■ Exercise: Within the data below, determine how many lines contain "TRACKERS" and supply only that figure.

■ Dataset rows describing interfaces:
════
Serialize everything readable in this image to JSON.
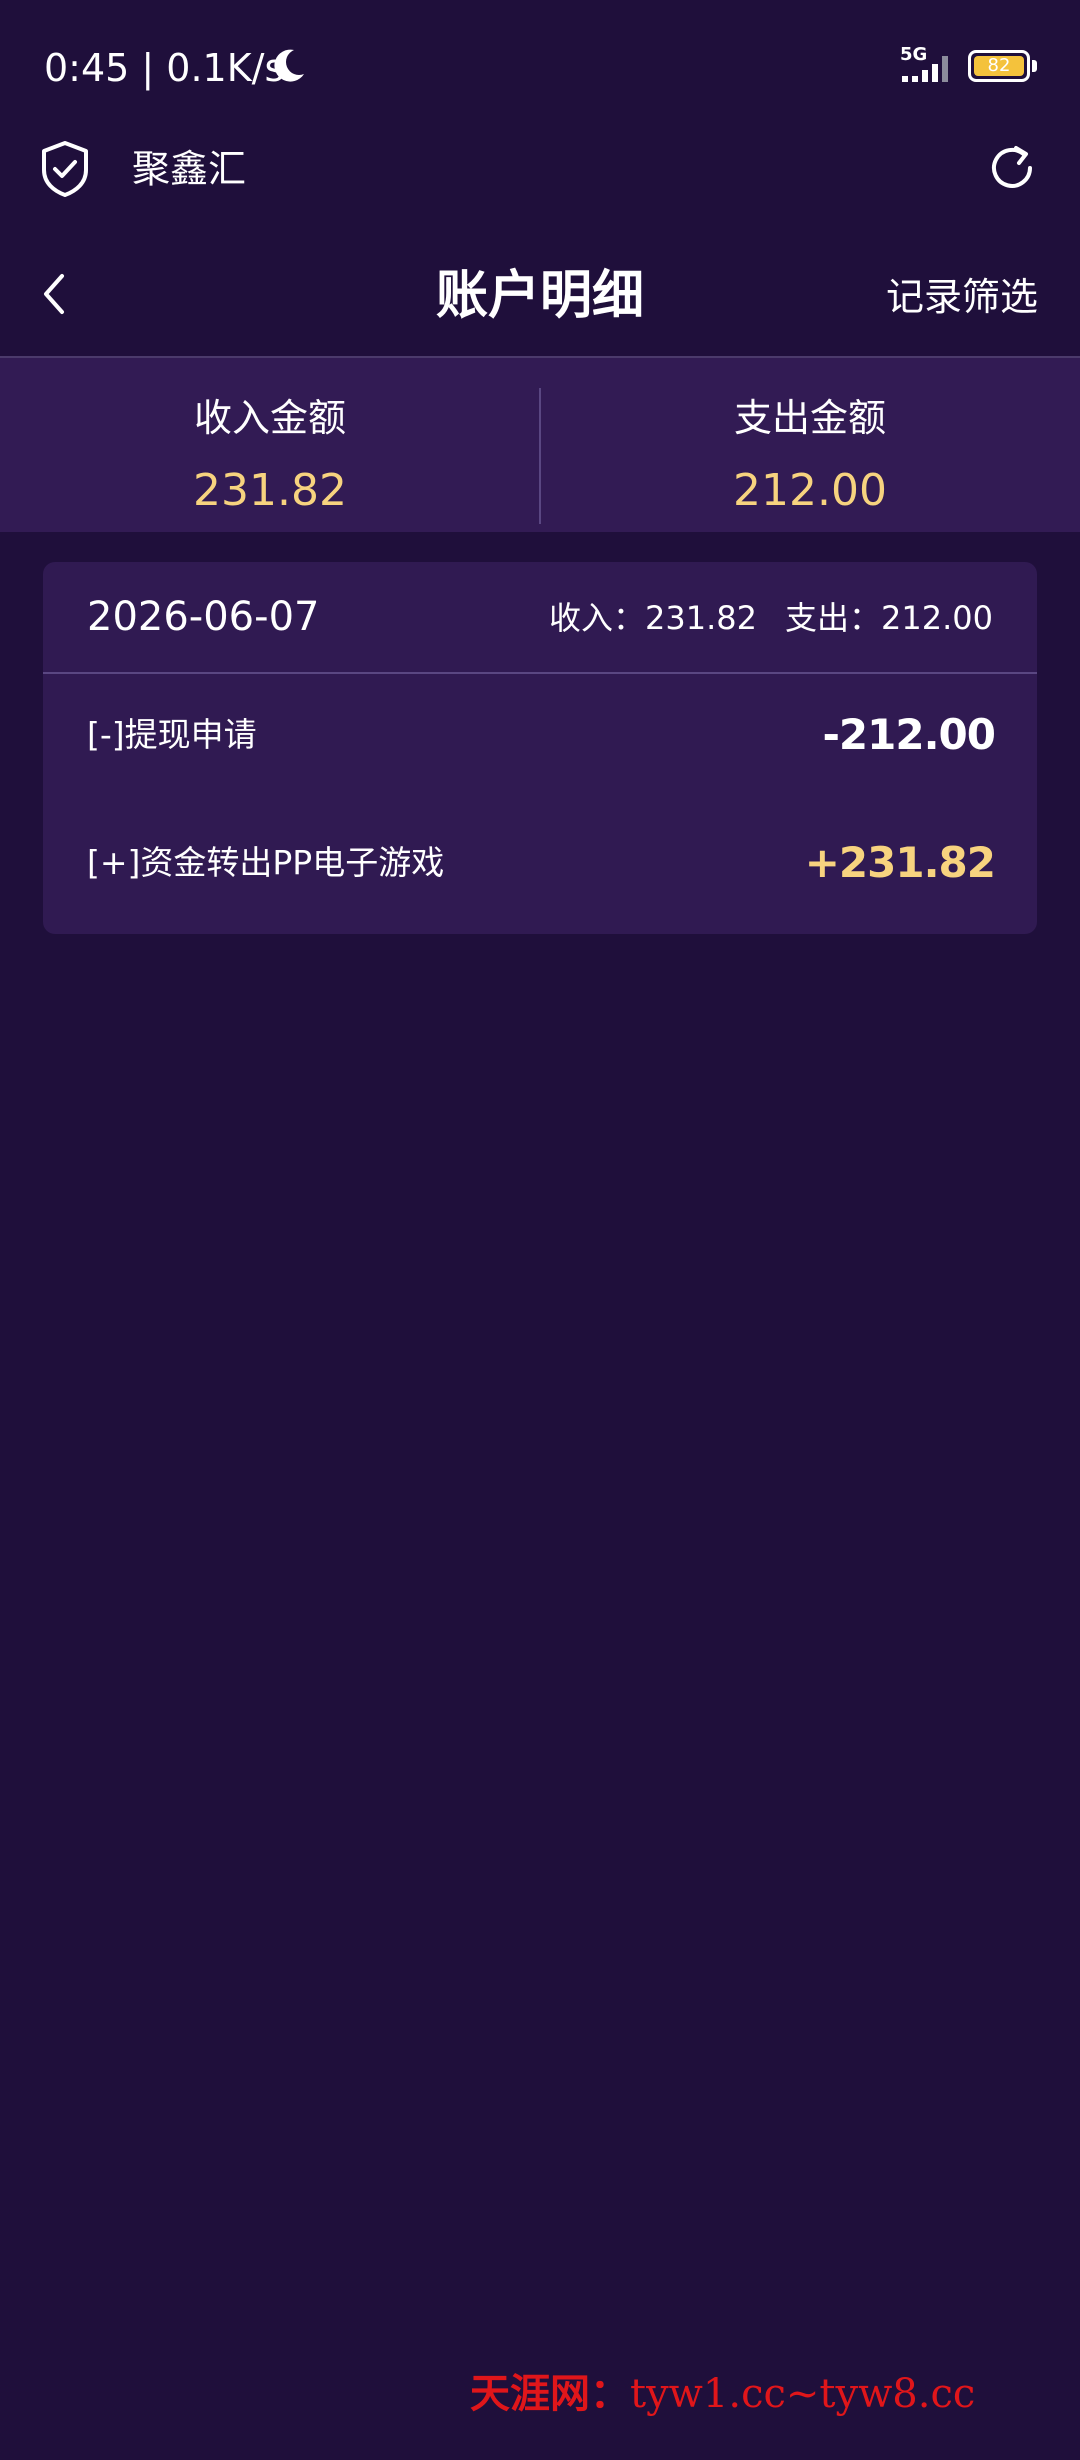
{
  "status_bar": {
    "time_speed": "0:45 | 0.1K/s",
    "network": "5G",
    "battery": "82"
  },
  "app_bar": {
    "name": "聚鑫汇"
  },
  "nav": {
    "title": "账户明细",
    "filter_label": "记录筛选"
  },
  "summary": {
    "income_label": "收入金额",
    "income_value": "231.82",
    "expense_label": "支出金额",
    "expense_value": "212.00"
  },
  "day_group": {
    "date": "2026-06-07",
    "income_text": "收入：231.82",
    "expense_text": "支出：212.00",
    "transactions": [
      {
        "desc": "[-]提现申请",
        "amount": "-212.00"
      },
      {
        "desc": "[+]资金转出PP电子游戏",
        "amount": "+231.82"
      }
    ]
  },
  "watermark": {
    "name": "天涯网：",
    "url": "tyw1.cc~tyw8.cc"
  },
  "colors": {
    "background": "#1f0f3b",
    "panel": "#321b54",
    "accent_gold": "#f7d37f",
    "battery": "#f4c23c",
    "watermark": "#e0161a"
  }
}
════
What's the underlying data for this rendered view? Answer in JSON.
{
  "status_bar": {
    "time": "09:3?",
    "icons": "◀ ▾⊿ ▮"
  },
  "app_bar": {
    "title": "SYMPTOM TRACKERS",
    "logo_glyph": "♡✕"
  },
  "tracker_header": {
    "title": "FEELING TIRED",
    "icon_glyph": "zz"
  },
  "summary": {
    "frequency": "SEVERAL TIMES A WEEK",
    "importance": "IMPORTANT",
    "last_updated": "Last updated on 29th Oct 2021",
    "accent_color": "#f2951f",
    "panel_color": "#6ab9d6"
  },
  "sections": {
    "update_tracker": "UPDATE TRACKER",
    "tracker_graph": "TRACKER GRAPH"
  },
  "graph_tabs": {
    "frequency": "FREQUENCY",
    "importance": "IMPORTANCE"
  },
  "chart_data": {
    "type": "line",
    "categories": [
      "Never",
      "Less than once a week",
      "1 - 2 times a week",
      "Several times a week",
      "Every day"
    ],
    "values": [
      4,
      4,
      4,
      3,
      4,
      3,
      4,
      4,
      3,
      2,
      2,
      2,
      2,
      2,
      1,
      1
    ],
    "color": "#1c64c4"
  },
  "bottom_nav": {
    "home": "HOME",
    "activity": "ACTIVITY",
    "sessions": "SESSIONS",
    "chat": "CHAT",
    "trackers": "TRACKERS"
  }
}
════
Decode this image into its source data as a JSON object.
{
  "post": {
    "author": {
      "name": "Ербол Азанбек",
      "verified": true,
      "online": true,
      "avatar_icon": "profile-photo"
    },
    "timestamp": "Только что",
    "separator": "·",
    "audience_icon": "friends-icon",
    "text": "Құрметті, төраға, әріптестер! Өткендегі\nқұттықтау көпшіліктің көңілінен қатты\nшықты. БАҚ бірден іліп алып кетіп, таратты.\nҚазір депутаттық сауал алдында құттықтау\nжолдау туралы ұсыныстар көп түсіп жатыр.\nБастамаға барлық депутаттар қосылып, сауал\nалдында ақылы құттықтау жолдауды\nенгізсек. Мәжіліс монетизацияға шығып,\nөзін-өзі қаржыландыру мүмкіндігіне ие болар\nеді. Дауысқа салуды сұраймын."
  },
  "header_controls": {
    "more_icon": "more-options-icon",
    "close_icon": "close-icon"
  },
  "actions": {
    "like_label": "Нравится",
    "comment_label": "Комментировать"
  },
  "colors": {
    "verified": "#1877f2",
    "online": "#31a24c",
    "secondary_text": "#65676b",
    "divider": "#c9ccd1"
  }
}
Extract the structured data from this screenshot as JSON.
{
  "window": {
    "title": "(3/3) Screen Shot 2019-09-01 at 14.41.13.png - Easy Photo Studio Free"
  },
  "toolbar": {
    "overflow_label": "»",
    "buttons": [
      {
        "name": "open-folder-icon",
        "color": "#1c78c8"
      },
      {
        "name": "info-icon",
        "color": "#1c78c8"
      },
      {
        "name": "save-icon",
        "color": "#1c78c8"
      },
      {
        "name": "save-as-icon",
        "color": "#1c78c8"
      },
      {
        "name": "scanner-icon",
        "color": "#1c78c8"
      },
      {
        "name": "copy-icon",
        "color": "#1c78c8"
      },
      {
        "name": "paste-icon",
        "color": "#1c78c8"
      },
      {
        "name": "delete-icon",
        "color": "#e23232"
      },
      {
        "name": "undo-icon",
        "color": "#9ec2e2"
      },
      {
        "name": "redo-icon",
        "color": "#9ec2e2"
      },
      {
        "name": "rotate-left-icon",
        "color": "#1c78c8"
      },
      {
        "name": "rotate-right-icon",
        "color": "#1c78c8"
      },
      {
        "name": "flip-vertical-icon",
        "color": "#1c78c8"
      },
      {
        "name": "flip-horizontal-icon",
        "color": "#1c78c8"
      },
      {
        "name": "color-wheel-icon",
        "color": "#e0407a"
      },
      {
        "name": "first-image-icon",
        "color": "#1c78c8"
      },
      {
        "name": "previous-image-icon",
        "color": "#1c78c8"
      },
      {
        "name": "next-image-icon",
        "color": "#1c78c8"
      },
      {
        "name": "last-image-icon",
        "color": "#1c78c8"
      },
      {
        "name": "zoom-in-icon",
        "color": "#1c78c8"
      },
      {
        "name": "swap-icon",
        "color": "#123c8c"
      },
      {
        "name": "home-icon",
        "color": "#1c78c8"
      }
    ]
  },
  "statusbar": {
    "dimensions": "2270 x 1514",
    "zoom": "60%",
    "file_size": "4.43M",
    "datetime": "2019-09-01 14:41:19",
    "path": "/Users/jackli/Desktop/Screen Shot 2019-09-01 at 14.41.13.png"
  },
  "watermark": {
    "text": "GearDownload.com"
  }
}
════
■ Exercise result: 2